[Collected data entries]
....

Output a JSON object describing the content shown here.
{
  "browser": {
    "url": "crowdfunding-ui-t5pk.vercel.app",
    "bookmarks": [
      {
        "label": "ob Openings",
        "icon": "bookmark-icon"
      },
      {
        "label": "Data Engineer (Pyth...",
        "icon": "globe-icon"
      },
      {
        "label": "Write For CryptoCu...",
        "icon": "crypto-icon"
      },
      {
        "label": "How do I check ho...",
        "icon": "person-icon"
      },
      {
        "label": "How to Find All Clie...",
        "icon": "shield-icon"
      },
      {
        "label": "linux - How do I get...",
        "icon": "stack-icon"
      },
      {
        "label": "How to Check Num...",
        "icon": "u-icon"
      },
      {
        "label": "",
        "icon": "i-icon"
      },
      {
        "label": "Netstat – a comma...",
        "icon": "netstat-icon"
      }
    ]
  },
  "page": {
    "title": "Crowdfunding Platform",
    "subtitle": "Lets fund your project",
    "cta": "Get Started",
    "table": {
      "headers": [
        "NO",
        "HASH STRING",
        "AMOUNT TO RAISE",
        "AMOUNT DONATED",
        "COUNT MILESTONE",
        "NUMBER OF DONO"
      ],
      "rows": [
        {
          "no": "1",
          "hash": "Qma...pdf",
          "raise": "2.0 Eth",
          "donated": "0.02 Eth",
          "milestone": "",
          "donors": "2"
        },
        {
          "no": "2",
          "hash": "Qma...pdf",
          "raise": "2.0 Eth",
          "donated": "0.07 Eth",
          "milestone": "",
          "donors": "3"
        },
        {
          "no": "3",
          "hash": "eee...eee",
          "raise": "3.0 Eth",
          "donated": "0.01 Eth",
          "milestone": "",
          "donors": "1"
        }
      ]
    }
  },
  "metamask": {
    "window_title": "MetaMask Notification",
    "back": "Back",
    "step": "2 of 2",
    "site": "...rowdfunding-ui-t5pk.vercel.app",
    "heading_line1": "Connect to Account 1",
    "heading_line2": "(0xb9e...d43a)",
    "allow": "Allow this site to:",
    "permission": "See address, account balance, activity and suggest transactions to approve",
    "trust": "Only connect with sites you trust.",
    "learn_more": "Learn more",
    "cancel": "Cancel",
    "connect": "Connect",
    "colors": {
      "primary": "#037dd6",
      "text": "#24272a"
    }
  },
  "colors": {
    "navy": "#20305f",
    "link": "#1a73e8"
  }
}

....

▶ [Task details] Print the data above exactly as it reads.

▶ [Result]
Output a JSON object describing the content shown here.
{
  "browser": {
    "url": "crowdfunding-ui-t5pk.vercel.app",
    "bookmarks": [
      {
        "label": "ob Openings",
        "icon": "bookmark-icon"
      },
      {
        "label": "Data Engineer (Pyth...",
        "icon": "globe-icon"
      },
      {
        "label": "Write For CryptoCu...",
        "icon": "crypto-icon"
      },
      {
        "label": "How do I check ho...",
        "icon": "person-icon"
      },
      {
        "label": "How to Find All Clie...",
        "icon": "shield-icon"
      },
      {
        "label": "linux - How do I get...",
        "icon": "stack-icon"
      },
      {
        "label": "How to Check Num...",
        "icon": "u-icon"
      },
      {
        "label": "",
        "icon": "i-icon"
      },
      {
        "label": "Netstat – a comma...",
        "icon": "netstat-icon"
      }
    ]
  },
  "page": {
    "title": "Crowdfunding Platform",
    "subtitle": "Lets fund your project",
    "cta": "Get Started",
    "table": {
      "headers": [
        "NO",
        "HASH STRING",
        "AMOUNT TO RAISE",
        "AMOUNT DONATED",
        "COUNT MILESTONE",
        "NUMBER OF DONO"
      ],
      "rows": [
        {
          "no": "1",
          "hash": "Qma...pdf",
          "raise": "2.0 Eth",
          "donated": "0.02 Eth",
          "milestone": "",
          "donors": "2"
        },
        {
          "no": "2",
          "hash": "Qma...pdf",
          "raise": "2.0 Eth",
          "donated": "0.07 Eth",
          "milestone": "",
          "donors": "3"
        },
        {
          "no": "3",
          "hash": "eee...eee",
          "raise": "3.0 Eth",
          "donated": "0.01 Eth",
          "milestone": "",
          "donors": "1"
        }
      ]
    }
  },
  "metamask": {
    "window_title": "MetaMask Notification",
    "back": "Back",
    "step": "2 of 2",
    "site": "...rowdfunding-ui-t5pk.vercel.app",
    "heading_line1": "Connect to Account 1",
    "heading_line2": "(0xb9e...d43a)",
    "allow": "Allow this site to:",
    "permission": "See address, account balance, activity and suggest transactions to approve",
    "trust": "Only connect with sites you trust.",
    "learn_more": "Learn more",
    "cancel": "Cancel",
    "connect": "Connect",
    "colors": {
      "primary": "#037dd6",
      "text": "#24272a"
    }
  },
  "colors": {
    "navy": "#20305f",
    "link": "#1a73e8"
  }
}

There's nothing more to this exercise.